Linden Christ gives kids a voice in her Opera Play-House.
“The only thing more expensive to mount than opera is war,” goes a popular saying in the music business. What with sets, a backstage crew, singers and an orchestra, producing an opera on one’s own is a costly proposition, so any idealistic singer who thinks it’s a good way to advance a career had better have a gimmick. Luckily for her, Linden Christ does.
Christ, a soprano and Roosevelt grad, started Opera Play-House late last year with the idea of creating productions that work as outreach vehicles for schools, churches and retirement homes. She’s sung with Chicago Opera Theater’s outreach program for two seasons and has a bubbly personality that could win over a roomful of kids instantly. The company has performed her slimmed-down English version of Humperdinck’s Hansel and Gretel seven times throughout Illinois already, with another on Tuesday 26.
“I had this idea to perform [Hansel and Gretel] with kids when I was with the Rome Opera Festival” in 2005, Christ says. She sang the role of Gretel, and thought the opera would be strong enough to hold children’s attention. Last summer, she took scissors to the score and cut the 2 1/2-hour work down to 40 minutes so it would fit into a school’s convocation time, and not be overly long. “I was gearing it to elementary schools, in particular,” she says.

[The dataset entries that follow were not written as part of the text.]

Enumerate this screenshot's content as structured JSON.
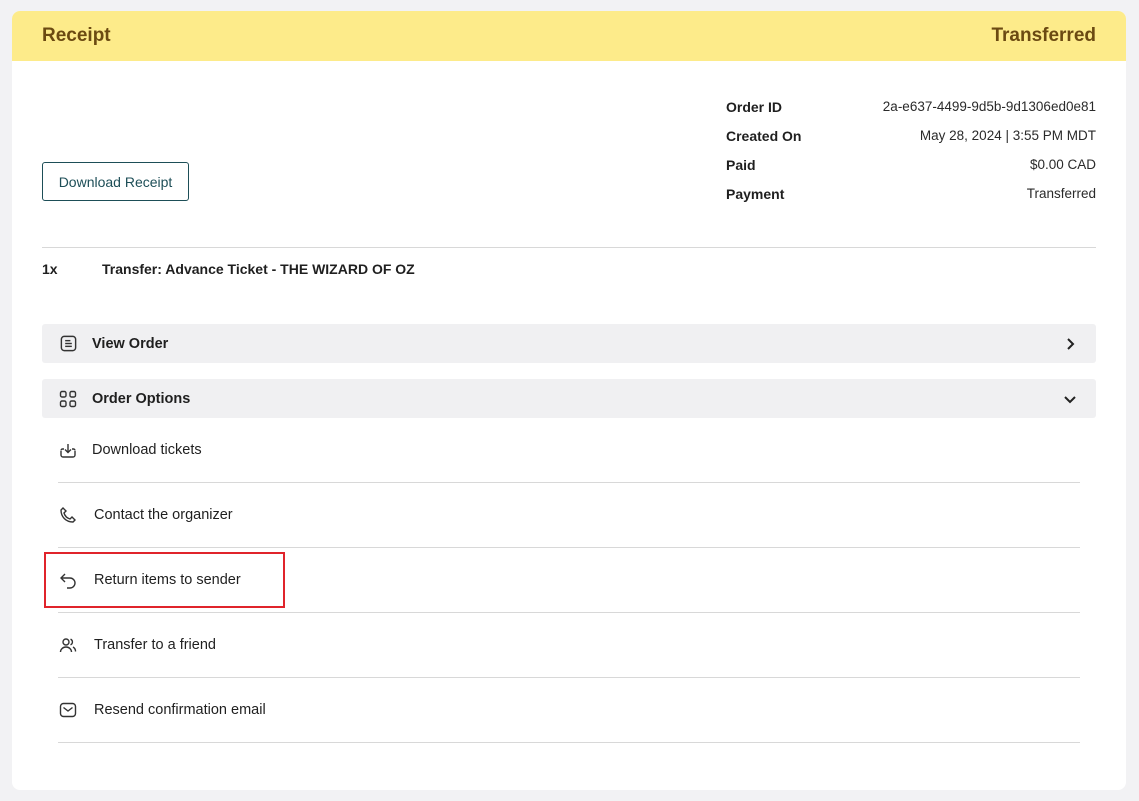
{
  "header": {
    "title": "Receipt",
    "status": "Transferred",
    "bg_color": "#fdeb8a",
    "text_color": "#6b4a12"
  },
  "download_receipt_label": "Download Receipt",
  "order_meta": [
    {
      "key": "Order ID",
      "value": "2a-e637-4499-9d5b-9d1306ed0e81"
    },
    {
      "key": "Created On",
      "value": "May 28, 2024 | 3:55 PM MDT"
    },
    {
      "key": "Paid",
      "value": "$0.00 CAD"
    },
    {
      "key": "Payment",
      "value": "Transferred"
    }
  ],
  "line_item": {
    "qty": "1x",
    "name": "Transfer: Advance Ticket - THE WIZARD OF OZ"
  },
  "view_order": {
    "label": "View Order",
    "icon": "document-list-icon",
    "chevron": "chevron-right-icon"
  },
  "order_options": {
    "label": "Order Options",
    "icon": "grid-icon",
    "chevron": "chevron-down-icon"
  },
  "options": [
    {
      "label": "Download tickets",
      "icon": "download-icon"
    },
    {
      "label": "Contact the organizer",
      "icon": "phone-icon"
    },
    {
      "label": "Return items to sender",
      "icon": "return-arrow-icon",
      "highlighted": true
    },
    {
      "label": "Transfer to a friend",
      "icon": "users-icon"
    },
    {
      "label": "Resend confirmation email",
      "icon": "mail-icon"
    }
  ],
  "highlight_color": "#e0242b"
}
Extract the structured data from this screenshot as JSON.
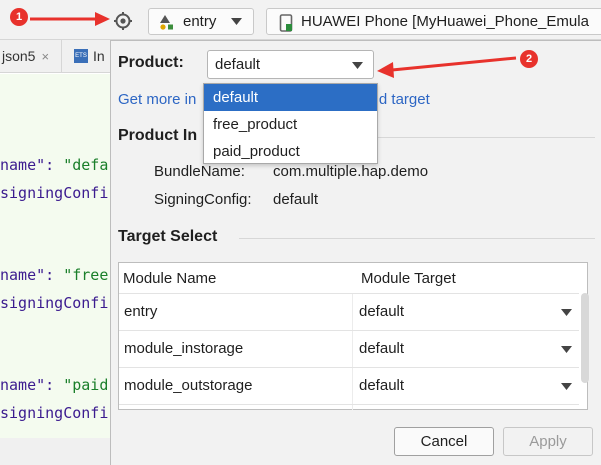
{
  "toolbar": {
    "entry_label": "entry",
    "device_label": "HUAWEI Phone [MyHuawei_Phone_Emula"
  },
  "annotations": [
    "1",
    "2"
  ],
  "editor": {
    "tabs": [
      "json5",
      "In"
    ],
    "code_lines": [
      {
        "a": "name\": ",
        "b": "\"defa"
      },
      {
        "a": "signingConfi",
        "b": ""
      },
      {
        "a": "name\": ",
        "b": "\"free"
      },
      {
        "a": "signingConfi",
        "b": ""
      },
      {
        "a": "name\": ",
        "b": "\"paid"
      },
      {
        "a": "signingConfi",
        "b": ""
      }
    ]
  },
  "panel": {
    "product_label": "Product:",
    "product_value": "default",
    "product_options": [
      "default",
      "free_product",
      "paid_product"
    ],
    "help_link": "Get more in",
    "help_link_tail": "ct and target",
    "info_title": "Product In",
    "bundle_key": "BundleName:",
    "bundle_value": "com.multiple.hap.demo",
    "signing_key": "SigningConfig:",
    "signing_value": "default",
    "target_title": "Target Select",
    "table": {
      "headers": [
        "Module Name",
        "Module Target"
      ],
      "rows": [
        {
          "module": "entry",
          "target": "default"
        },
        {
          "module": "module_instorage",
          "target": "default"
        },
        {
          "module": "module_outstorage",
          "target": "default"
        }
      ]
    },
    "cancel_label": "Cancel",
    "apply_label": "Apply"
  },
  "colors": {
    "badge": "#e8322c",
    "link": "#2d66c4",
    "selection": "#2c6ec5"
  }
}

To slim the opera down, Christ excised a number of roles and some orchestral music. “I took out the father,” she says, “and I eliminated the overture and the pieces that are just the orchestra. I took out some of the repeats, and tried to keep the story intact.” That turned out to be the hardest part, Christ says. Opera Play-House also dispenses with an orchestra, using only a pianist to play the entire score.

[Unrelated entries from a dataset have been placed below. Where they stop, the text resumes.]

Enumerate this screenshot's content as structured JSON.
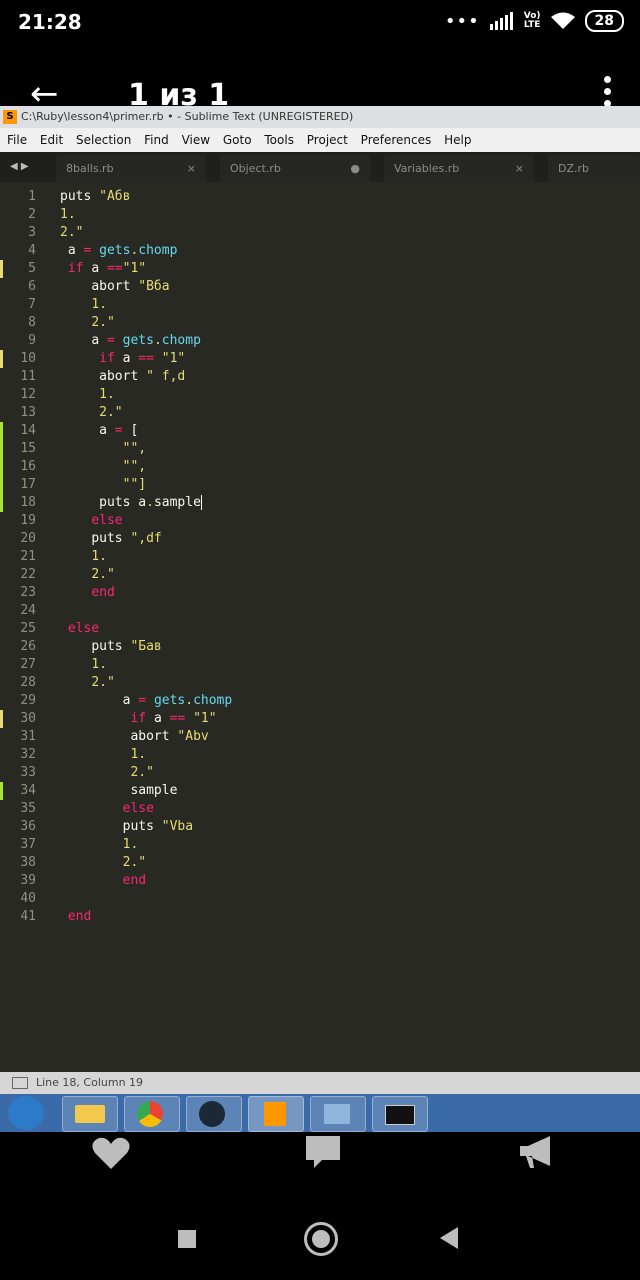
{
  "status": {
    "time": "21:28",
    "dots": "•••",
    "lte_top": "Vo)",
    "lte_bottom": "LTE",
    "battery": "28"
  },
  "viewer": {
    "back_icon": "←",
    "title": "1 из 1"
  },
  "window": {
    "title": "C:\\Ruby\\lesson4\\primer.rb • - Sublime Text (UNREGISTERED)"
  },
  "menu": [
    "File",
    "Edit",
    "Selection",
    "Find",
    "View",
    "Goto",
    "Tools",
    "Project",
    "Preferences",
    "Help"
  ],
  "tabs": [
    {
      "name": "8balls.rb",
      "close": "×"
    },
    {
      "name": "Object.rb",
      "close": "●"
    },
    {
      "name": "Variables.rb",
      "close": "×"
    },
    {
      "name": "DZ.rb",
      "close": ""
    }
  ],
  "tab_arrows": "◀ ▶",
  "code": [
    "puts \"Абв",
    "1.",
    "2.\"",
    " a = gets.chomp",
    " if a ==\"1\"",
    "    abort \"Вба",
    "    1.",
    "    2.\"",
    "    a = gets.chomp",
    "     if a == \"1\"",
    "     abort \" f,d",
    "     1.",
    "     2.\"",
    "     a = [",
    "        \"\",",
    "        \"\",",
    "        \"\"]",
    "     puts a.sample",
    "    else",
    "    puts \",df",
    "    1.",
    "    2.\"",
    "    end",
    "",
    " else",
    "    puts \"Бав",
    "    1.",
    "    2.\"",
    "        a = gets.chomp",
    "         if a == \"1\"",
    "         abort \"Abv",
    "         1.",
    "         2.\"",
    "         sample",
    "        else",
    "        puts \"Vba",
    "        1.",
    "        2.\"",
    "        end",
    "",
    " end"
  ],
  "line_marks": {
    "5": "#e6db74",
    "10": "#e6db74",
    "14": "#a6e22e",
    "15": "#a6e22e",
    "16": "#a6e22e",
    "17": "#a6e22e",
    "18": "#a6e22e",
    "30": "#e6db74",
    "34": "#a6e22e"
  },
  "cursor": "Line 18, Column 19",
  "action_icons": [
    "heart-icon",
    "comment-icon",
    "megaphone-icon"
  ]
}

One key element remains, and that’s the set. Christ worked with a painter friend from high school, Eva Pfaff, who created three backdrops for the opera. But Christ hit a snag: “I don’t have a car,” she says. So she’s had to rely on others to help cart the drops around.
Christ sees no reason to try expanding to fully staged operas that aren’t part of an outreach program. “We just want to do more performances,” she says, adding that they’re doing more in churches, and have another coming up in March at the Harold Washington Library. Churches, not known much today for their openness to opera, have been surprisingly receptive, “because Hansel and Gretel has that religious content,” she says, of good triumphing over an evil witch. And it didn’t hurt that the churches she contacted all have children’s choirs.
Yet Christ’s company won’t be doing Hansel and Gretel forever; she’s working with composer Leo Van Asten on a version of the Three Little Pigs. (Van Asten’s wife, Wendy, sings in Hansel and Gretel.)
While both the Lyric Opera and Chicago Opera Theater have outreach programs, Christ’s guerrilla version is remarkable. She’s managed to do it on a small budget with the help of friends who sing; she negotiates the fees the schools and churches pay; and she has done all the musical and administrative work herself. That’s pretty impressive, but it’s also part of a larger make-it-your-own-way ethos that so many young Chicago musicians have right now.
“There are a lot of schools that haven’t been reached yet,” says Christ, who stands as good a chance of introducing kids to the surprises of opera as anyone.
Opera Play-House presents Hansel and Gretel in Roosevelt University’s Ganz Memorial Hall Tuesday 26.